So Abstraction, also called Data Abstraction, is the process of hiding data and information.


Encapsulation is the process of containing or ‘encapsulating’ our state and behaviour, that is our data members and methods within a self contained entity, for example a class (check out my Procedural and Object Oriented Programming post for a bit more info). When applying our Access Modifiers (see Abstraction above) we can limit who has access to that state and behaviour. Encapsulation is a very useful mechanism as it allows us to place all the related ‘stuff’ of a class (data members and methods) within one nicely contained and well named package, i.e. class (I’ve made a point of well named because after reading a book by Robert Martin called ‘Clean Code’ it is a must, I recommend you read this but I’ll be giving you some details in the future).

And that’s it encapsulation is that simple, wrapping up state and behaviour within a single class.


Similar to how we consider the term in the real world when applied to parentage. It is the process in which we allow our classes to get data members and methods, state and behaviour, from other classes. Why would we want this? Why not write each class individually? Well the biggest answer is code reuse, the more code we write the more bugs we bring into a system and the more code we have to maintain. If we can write a class then allow other classes to take that functionality and use the content without having to write it that is very helpful. It’s similar to how a child gets some characteristics from their parents. We call the class providing the members and methods the parent or base class and the class inheriting the members and methods the child or sub class.

Different languages have different versions of inheritance, so C++ allows a child class to have multiple parent classes, there are pros and cons to this, one of the most well know cons is the diamond problem (to avoid getting side tracked I’ll do a post on this in the future). Another form of inheritance is single parent inheritance (from classes), in this case we can only ever have one parent class and of course this can go up the chain, so our parent class can have one parent class and so on, this is the case in C#. In C# however we concentrate more on the use of interfaces, which is where we define a contract and leave it up the the inheriting classes to provide the implementation (again this will definitely be a future post, very important).

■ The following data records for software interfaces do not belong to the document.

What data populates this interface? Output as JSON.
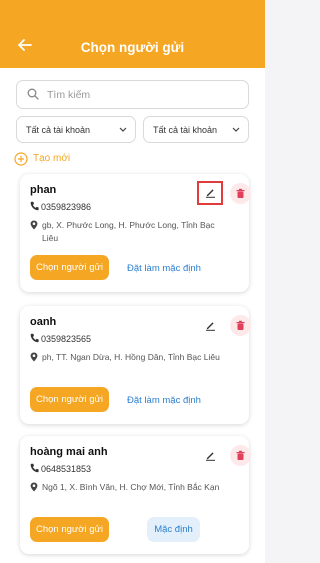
{
  "header": {
    "title": "Chọn người gửi"
  },
  "search": {
    "placeholder": "Tìm kiếm"
  },
  "filters": [
    {
      "value": "Tất cả tài khoản"
    },
    {
      "value": "Tất cả tài khoản"
    }
  ],
  "create_label": "Tạo mới",
  "senders": [
    {
      "name": "phan",
      "phone": "0359823986",
      "address": "gb, X. Phước Long, H. Phước Long, Tỉnh Bạc Liêu",
      "select_label": "Chọn người gửi",
      "default_label": "Đặt làm mặc định"
    },
    {
      "name": "oanh",
      "phone": "0359823565",
      "address": "ph, TT. Ngan Dừa, H. Hồng Dân, Tỉnh Bạc Liêu",
      "select_label": "Chọn người gửi",
      "default_label": "Đặt làm mặc định"
    },
    {
      "name": "hoàng mai anh",
      "phone": "0648531853",
      "address": "Ngõ 1, X. Bình Văn, H. Chợ Mới, Tỉnh Bắc Kạn",
      "select_label": "Chọn người gửi",
      "default_label": "Mặc định"
    }
  ],
  "colors": {
    "accent": "#f5a623",
    "link": "#2b7fd1",
    "delete_bg": "#fde8ea",
    "delete_icon": "#e0405a",
    "highlight": "#e23b3b"
  },
  "icons": [
    "back-arrow-icon",
    "search-icon",
    "chevron-down-icon",
    "plus-circle-icon",
    "phone-icon",
    "location-pin-icon",
    "pencil-icon",
    "trash-icon"
  ]
}
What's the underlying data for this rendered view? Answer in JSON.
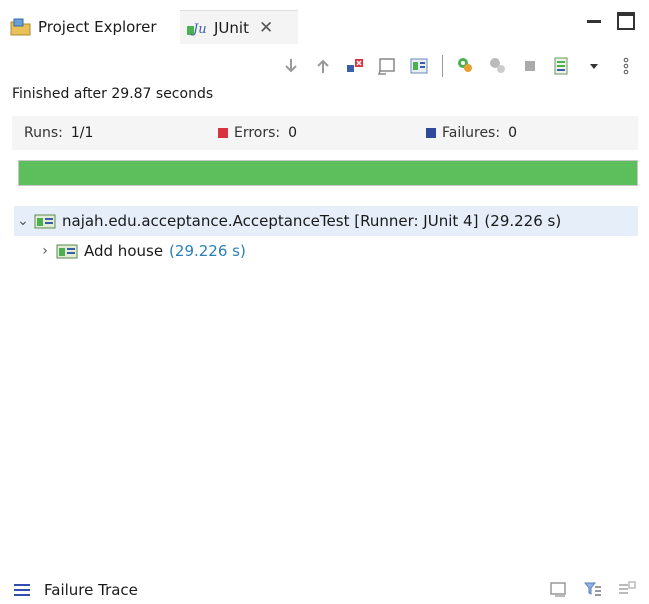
{
  "tabs": [
    {
      "label": "Project Explorer",
      "icon": "project-explorer-icon"
    },
    {
      "label": "JUnit",
      "icon": "junit-icon",
      "active": true
    }
  ],
  "toolbar": {
    "icons": [
      "next-failure-icon",
      "previous-failure-icon",
      "show-failures-only-icon",
      "scroll-lock-icon",
      "show-skipped-icon",
      "rerun-test-icon",
      "rerun-failed-first-icon",
      "stop-icon",
      "test-history-icon",
      "view-menu-icon",
      "more-icon"
    ]
  },
  "status": {
    "text": "Finished after 29.87 seconds"
  },
  "counters": {
    "runs_label": "Runs:",
    "runs_value": "1/1",
    "errors_label": "Errors:",
    "errors_value": "0",
    "failures_label": "Failures:",
    "failures_value": "0"
  },
  "progress": {
    "fraction": 1.0,
    "color": "#5cbf5c"
  },
  "tree": {
    "root": {
      "label": "najah.edu.acceptance.AcceptanceTest [Runner: JUnit 4]",
      "time": "(29.226 s)"
    },
    "child": {
      "label": "Add house",
      "time": "(29.226 s)"
    }
  },
  "footer": {
    "label": "Failure Trace"
  },
  "colors": {
    "accent_blue": "#2b7fb8",
    "pass_green": "#5cbf5c",
    "error_red": "#d9333f",
    "failure_blue": "#2f4a9a"
  }
}
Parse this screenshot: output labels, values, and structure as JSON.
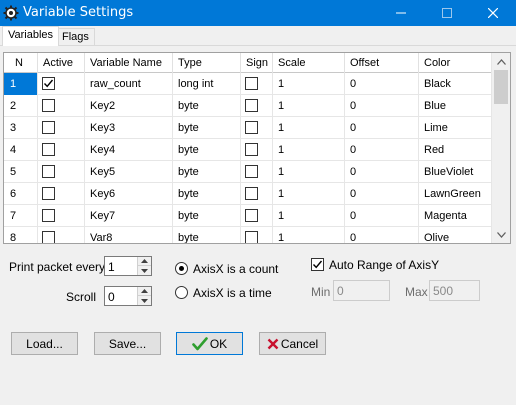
{
  "window": {
    "title": "Variable Settings",
    "icon": "gear-icon"
  },
  "tabs": [
    {
      "label": "Variables",
      "active": true
    },
    {
      "label": "Flags",
      "active": false
    }
  ],
  "grid": {
    "columns": [
      "N",
      "Active",
      "Variable Name",
      "Type",
      "Sign",
      "Scale",
      "Offset",
      "Color"
    ],
    "rows": [
      {
        "n": "1",
        "active": true,
        "name": "raw_count",
        "type": "long int",
        "sign": false,
        "scale": "1",
        "offset": "0",
        "color": "Black"
      },
      {
        "n": "2",
        "active": false,
        "name": "Key2",
        "type": "byte",
        "sign": false,
        "scale": "1",
        "offset": "0",
        "color": "Blue"
      },
      {
        "n": "3",
        "active": false,
        "name": "Key3",
        "type": "byte",
        "sign": false,
        "scale": "1",
        "offset": "0",
        "color": "Lime"
      },
      {
        "n": "4",
        "active": false,
        "name": "Key4",
        "type": "byte",
        "sign": false,
        "scale": "1",
        "offset": "0",
        "color": "Red"
      },
      {
        "n": "5",
        "active": false,
        "name": "Key5",
        "type": "byte",
        "sign": false,
        "scale": "1",
        "offset": "0",
        "color": "BlueViolet"
      },
      {
        "n": "6",
        "active": false,
        "name": "Key6",
        "type": "byte",
        "sign": false,
        "scale": "1",
        "offset": "0",
        "color": "LawnGreen"
      },
      {
        "n": "7",
        "active": false,
        "name": "Key7",
        "type": "byte",
        "sign": false,
        "scale": "1",
        "offset": "0",
        "color": "Magenta"
      },
      {
        "n": "8",
        "active": false,
        "name": "Var8",
        "type": "byte",
        "sign": false,
        "scale": "1",
        "offset": "0",
        "color": "Olive"
      }
    ]
  },
  "settings": {
    "print_packet_label": "Print packet every",
    "print_packet_value": "1",
    "scroll_label": "Scroll",
    "scroll_value": "0",
    "axis_count_label": "AxisX is a count",
    "axis_count_selected": true,
    "axis_time_label": "AxisX is a time",
    "auto_range_label": "Auto Range of AxisY",
    "auto_range_checked": true,
    "min_label": "Min",
    "min_value": "0",
    "max_label": "Max",
    "max_value": "500"
  },
  "buttons": {
    "load": "Load...",
    "save": "Save...",
    "ok": "OK",
    "cancel": "Cancel"
  },
  "colors": {
    "titlebar": "#0078d7",
    "selection": "#0078d7",
    "ok_check": "#2e9e2e",
    "cancel_x": "#c8102e"
  }
}
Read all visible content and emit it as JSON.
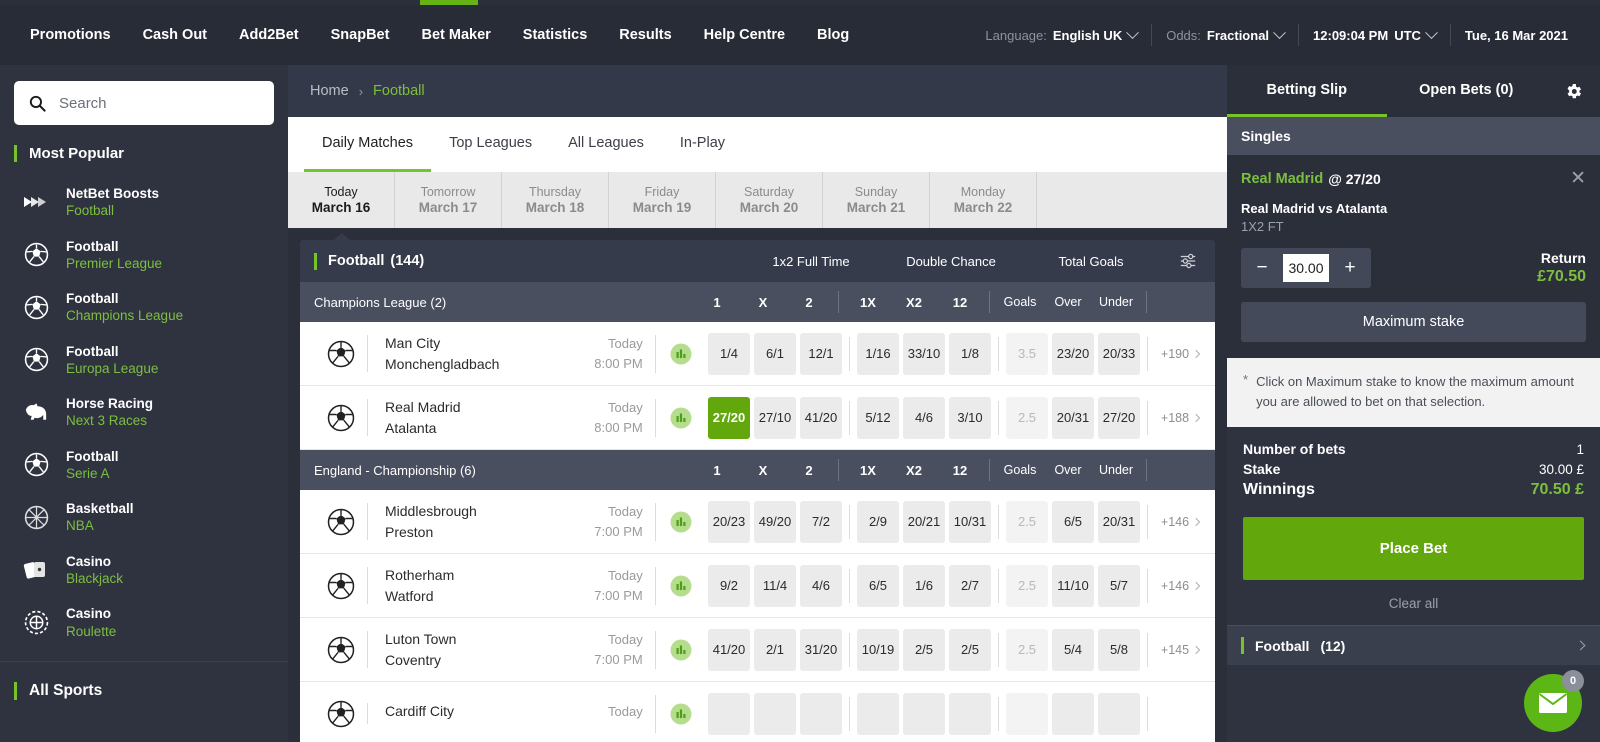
{
  "header": {
    "nav": [
      "Promotions",
      "Cash Out",
      "Add2Bet",
      "SnapBet",
      "Bet Maker",
      "Statistics",
      "Results",
      "Help Centre",
      "Blog"
    ],
    "language_label": "Language:",
    "language_value": "English UK",
    "odds_label": "Odds:",
    "odds_value": "Fractional",
    "time": "12:09:04 PM",
    "timezone": "UTC",
    "date": "Tue, 16 Mar 2021"
  },
  "sidebar": {
    "search_placeholder": "Search",
    "most_popular": "Most Popular",
    "all_sports": "All Sports",
    "items": [
      {
        "icon": "boosts-icon",
        "title": "NetBet Boosts",
        "sub": "Football"
      },
      {
        "icon": "football-icon",
        "title": "Football",
        "sub": "Premier League"
      },
      {
        "icon": "football-icon",
        "title": "Football",
        "sub": "Champions League"
      },
      {
        "icon": "football-icon",
        "title": "Football",
        "sub": "Europa League"
      },
      {
        "icon": "horse-icon",
        "title": "Horse Racing",
        "sub": "Next 3 Races"
      },
      {
        "icon": "football-icon",
        "title": "Football",
        "sub": "Serie A"
      },
      {
        "icon": "basketball-icon",
        "title": "Basketball",
        "sub": "NBA"
      },
      {
        "icon": "cards-icon",
        "title": "Casino",
        "sub": "Blackjack"
      },
      {
        "icon": "chip-icon",
        "title": "Casino",
        "sub": "Roulette"
      }
    ]
  },
  "main": {
    "breadcrumb": {
      "home": "Home",
      "sep": "›",
      "current": "Football"
    },
    "tabs": [
      {
        "label": "Daily Matches",
        "active": true
      },
      {
        "label": "Top Leagues",
        "active": false
      },
      {
        "label": "All Leagues",
        "active": false
      },
      {
        "label": "In-Play",
        "active": false
      }
    ],
    "days": [
      {
        "day": "Today",
        "date": "March 16",
        "active": true
      },
      {
        "day": "Tomorrow",
        "date": "March 17",
        "active": false
      },
      {
        "day": "Thursday",
        "date": "March 18",
        "active": false
      },
      {
        "day": "Friday",
        "date": "March 19",
        "active": false
      },
      {
        "day": "Saturday",
        "date": "March 20",
        "active": false
      },
      {
        "day": "Sunday",
        "date": "March 21",
        "active": false
      },
      {
        "day": "Monday",
        "date": "March 22",
        "active": false
      }
    ],
    "sport_header": {
      "name": "Football",
      "count": "(144)",
      "markets": [
        "1x2 Full Time",
        "Double Chance",
        "Total Goals"
      ]
    },
    "columns": [
      "1",
      "X",
      "2",
      "1X",
      "X2",
      "12",
      "Goals",
      "Over",
      "Under"
    ],
    "leagues": [
      {
        "name": "Champions League (2)",
        "matches": [
          {
            "home": "Man City",
            "away": "Monchengladbach",
            "day": "Today",
            "time": "8:00 PM",
            "odds": [
              "1/4",
              "6/1",
              "12/1",
              "1/16",
              "33/10",
              "1/8",
              "3.5",
              "23/20",
              "20/33"
            ],
            "line_index": 6,
            "selected_index": -1,
            "more": "+190"
          },
          {
            "home": "Real Madrid",
            "away": "Atalanta",
            "day": "Today",
            "time": "8:00 PM",
            "odds": [
              "27/20",
              "27/10",
              "41/20",
              "5/12",
              "4/6",
              "3/10",
              "2.5",
              "20/31",
              "27/20"
            ],
            "line_index": 6,
            "selected_index": 0,
            "more": "+188"
          }
        ]
      },
      {
        "name": "England - Championship (6)",
        "matches": [
          {
            "home": "Middlesbrough",
            "away": "Preston",
            "day": "Today",
            "time": "7:00 PM",
            "odds": [
              "20/23",
              "49/20",
              "7/2",
              "2/9",
              "20/21",
              "10/31",
              "2.5",
              "6/5",
              "20/31"
            ],
            "line_index": 6,
            "selected_index": -1,
            "more": "+146"
          },
          {
            "home": "Rotherham",
            "away": "Watford",
            "day": "Today",
            "time": "7:00 PM",
            "odds": [
              "9/2",
              "11/4",
              "4/6",
              "6/5",
              "1/6",
              "2/7",
              "2.5",
              "11/10",
              "5/7"
            ],
            "line_index": 6,
            "selected_index": -1,
            "more": "+146"
          },
          {
            "home": "Luton Town",
            "away": "Coventry",
            "day": "Today",
            "time": "7:00 PM",
            "odds": [
              "41/20",
              "2/1",
              "31/20",
              "10/19",
              "2/5",
              "2/5",
              "2.5",
              "5/4",
              "5/8"
            ],
            "line_index": 6,
            "selected_index": -1,
            "more": "+145"
          },
          {
            "home": "Cardiff City",
            "away": "",
            "day": "Today",
            "time": "",
            "odds": [
              "",
              "",
              "",
              "",
              "",
              "",
              "",
              "",
              ""
            ],
            "line_index": 6,
            "selected_index": -1,
            "more": ""
          }
        ]
      }
    ]
  },
  "slip": {
    "tabs": [
      {
        "label": "Betting Slip",
        "active": true
      },
      {
        "label": "Open Bets (0)",
        "active": false
      }
    ],
    "singles": "Singles",
    "selection": {
      "name": "Real Madrid",
      "at": "@ 27/20",
      "match": "Real Madrid vs Atalanta",
      "market": "1X2 FT",
      "close": "✕"
    },
    "stake_value": "30.00",
    "minus": "−",
    "plus": "+",
    "return_label": "Return",
    "return_value": "£70.50",
    "max_stake": "Maximum stake",
    "note_star": "*",
    "note": "Click on Maximum stake to know the maximum amount you are allowed to bet on that selection.",
    "totals": [
      {
        "label": "Number of bets",
        "value": "1"
      },
      {
        "label": "Stake",
        "value": "30.00 £"
      }
    ],
    "winnings_label": "Winnings",
    "winnings_value": "70.50 £",
    "place_bet": "Place Bet",
    "clear_all": "Clear all",
    "footer": {
      "label": "Football",
      "count": "(12)"
    },
    "chat_badge": "0"
  },
  "colors": {
    "green": "#76c32a",
    "green_dark": "#62a80c",
    "dark_bg": "#2b2f3a",
    "panel": "#2f3340",
    "header_row": "#4a4f60"
  }
}
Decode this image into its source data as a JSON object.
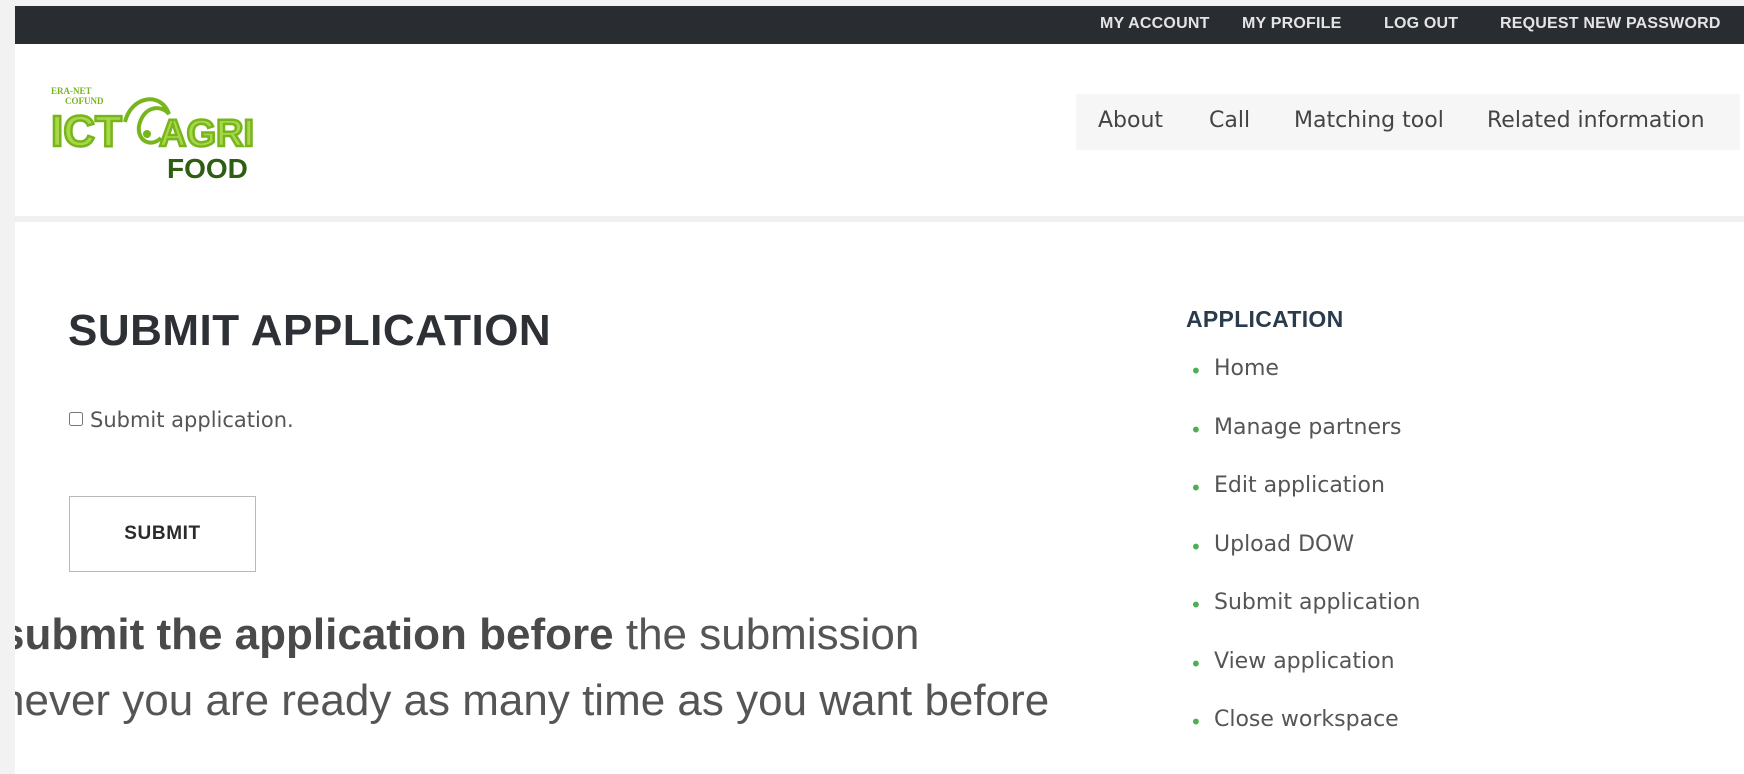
{
  "topbar": {
    "links": [
      {
        "label": "MY ACCOUNT"
      },
      {
        "label": "MY PROFILE"
      },
      {
        "label": "LOG OUT"
      },
      {
        "label": "REQUEST NEW PASSWORD"
      }
    ]
  },
  "logo": {
    "line1": "ERA-NET",
    "line2": "COFUND",
    "main_left": "ICT",
    "main_right": "AGRI",
    "sub": "FOOD",
    "brand_color": "#78b51c",
    "dark_color": "#2e5d14"
  },
  "nav": {
    "items": [
      {
        "label": "About"
      },
      {
        "label": "Call"
      },
      {
        "label": "Matching tool"
      },
      {
        "label": "Related information"
      }
    ]
  },
  "main": {
    "title": "SUBMIT APPLICATION",
    "checkbox_label": "Submit application.",
    "checkbox_checked": false,
    "submit_label": "SUBMIT"
  },
  "overlay": {
    "line1_bold": "submit the application before",
    "line1_rest": " the submission",
    "line2": "never you are ready as many time as you want before"
  },
  "sidebar": {
    "title": "APPLICATION",
    "items": [
      {
        "label": "Home"
      },
      {
        "label": "Manage partners"
      },
      {
        "label": "Edit application"
      },
      {
        "label": "Upload DOW"
      },
      {
        "label": "Submit application"
      },
      {
        "label": "View application"
      },
      {
        "label": "Close workspace"
      }
    ],
    "bullet_color": "#4caf50"
  },
  "colors": {
    "topbar_bg": "#292c31",
    "page_bg": "#ffffff",
    "nav_bg": "#f6f6f6"
  }
}
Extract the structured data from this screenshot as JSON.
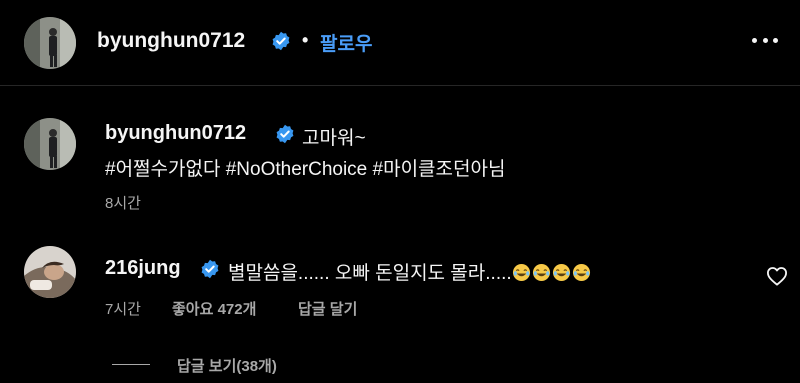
{
  "header": {
    "username": "byunghun0712",
    "separator": "•",
    "follow_label": "팔로우"
  },
  "caption": {
    "username": "byunghun0712",
    "text_line1": "고마워~",
    "text_line2": "#어쩔수가없다 #NoOtherChoice #마이클조던아님",
    "time": "8시간"
  },
  "comment": {
    "username": "216jung",
    "text": "별말씀을...... 오빠 돈일지도 몰라.....",
    "emoji": "😂😂😂😂",
    "time": "7시간",
    "likes": "좋아요 472개",
    "reply_label": "답글 달기",
    "view_replies": "답글 보기(38개)"
  },
  "colors": {
    "background": "#000000",
    "text": "#f5f5f5",
    "muted": "#a8a8a8",
    "follow": "#4a9df8",
    "verified": "#3897f0"
  },
  "icons": [
    "verified-badge-icon",
    "more-options-icon",
    "heart-outline-icon",
    "tears-of-joy-emoji-icon"
  ]
}
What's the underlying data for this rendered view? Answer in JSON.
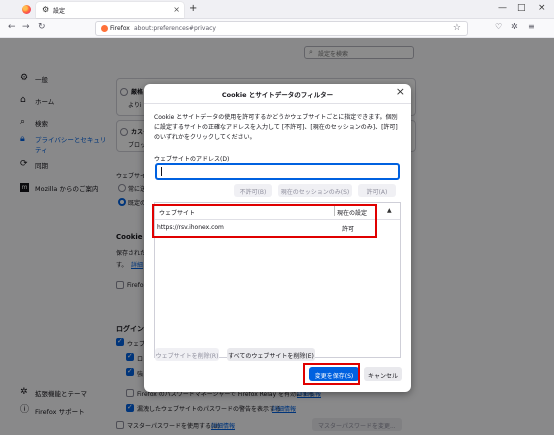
{
  "tab": {
    "title": "設定"
  },
  "urlbar": {
    "brand": "Firefox",
    "url": "about:preferences#privacy"
  },
  "search": {
    "placeholder": "設定を検索"
  },
  "sidebar": {
    "items": [
      {
        "label": "一般",
        "icon": "gear-icon"
      },
      {
        "label": "ホーム",
        "icon": "home-icon"
      },
      {
        "label": "検索",
        "icon": "search-icon"
      },
      {
        "label": "プライバシーとセキュリティ",
        "icon": "lock-icon"
      },
      {
        "label": "同期",
        "icon": "sync-icon"
      },
      {
        "label": "Mozilla からのご案内",
        "icon": "mozilla-icon"
      }
    ],
    "footer": [
      {
        "label": "拡張機能とテーマ",
        "icon": "extension-icon"
      },
      {
        "label": "Firefox サポート",
        "icon": "help-icon"
      }
    ]
  },
  "background": {
    "strict_label": "厳格",
    "strict_sub": "よりi",
    "custom_label": "カスタ",
    "custom_sub": "ブロッ",
    "website_label": "ウェブサイ",
    "always_label": "常に送",
    "default_label": "既定の",
    "cookie_heading": "Cookie",
    "cookie_desc": "保存された",
    "cookie_desc2": "す。",
    "details_link": "詳細",
    "firefox_label": "Firefo",
    "login_heading": "ログインと",
    "check1": "ウェブ",
    "check2": "ロ",
    "check3": "強",
    "relay_text": "Firefox のパスワードマネージャーで Firefox Relay を有効にする",
    "relay_link": "詳細情報",
    "breach_text": "漏洩したウェブサイトのパスワードの警告を表示する",
    "breach_link": "詳細情報",
    "master_text": "マスターパスワードを使用する(U)",
    "master_link": "詳細情報",
    "master_btn": "マスターパスワードを変更..."
  },
  "dialog": {
    "title": "Cookie とサイトデータのフィルター",
    "description": "Cookie とサイトデータの使用を許可するかどうかウェブサイトごとに指定できます。個別に設定するサイトの正確なアドレスを入力して [不許可]、[現在のセッションのみ]、[許可] のいずれかをクリックしてください。",
    "address_label": "ウェブサイトのアドレス(D)",
    "address_value": "",
    "block_btn": "不許可(B)",
    "session_btn": "現在のセッションのみ(S)",
    "allow_btn": "許可(A)",
    "col_website": "ウェブサイト",
    "col_status": "現在の設定",
    "rows": [
      {
        "site": "https://rsv.ihonex.com",
        "status": "許可"
      }
    ],
    "remove_btn": "ウェブサイトを削除(R)",
    "remove_all_btn": "すべてのウェブサイトを削除(E)",
    "save_btn": "変更を保存(S)",
    "cancel_btn": "キャンセル"
  }
}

So the easiest way to know if you need inheritance is think can I apply the ‘is-a’ relationship, i.e. a car is a vehicle, so in this circumstance we may have a vehicle class and a car class where we may, and probably should, have our car inherit the characteristics of vehicle.


The final pillar we’re going to look at is Polymorphism, ‘poly’ means ‘many’ and ‘morph’ means ‘forms’ so ‘Polymorphism’ means ‘many forms’. It allows use to define, say, a method in our base class and allow our child classes to provide their own implementation of that method. A good example is if we have an Animal base class with a method called ‘MakeSound’, now the result of ‘MakeSound’ would be different for pretty much every animal we created, for example a Dog would bark, a Cat would meow, a Lion would roar, and a (male) Grasshopper makes their noise by rubbing a hind leg on their wings.

It essentially allows for a contract to be agreed, so in terms of our animal example every animal that inherits from the Animal class are essentially saying I will provide you with my own ‘MakeSound’ implementation.

This one tends to be a bit trickier than the other pillars but it is quite that simple, if there is any interest in some more information please free feel to ask.


And there we go a quick view on the Four Pillars of  Object Oriented Programming. Hopefully that has given you some insight however if you have any questions please feel free to ask.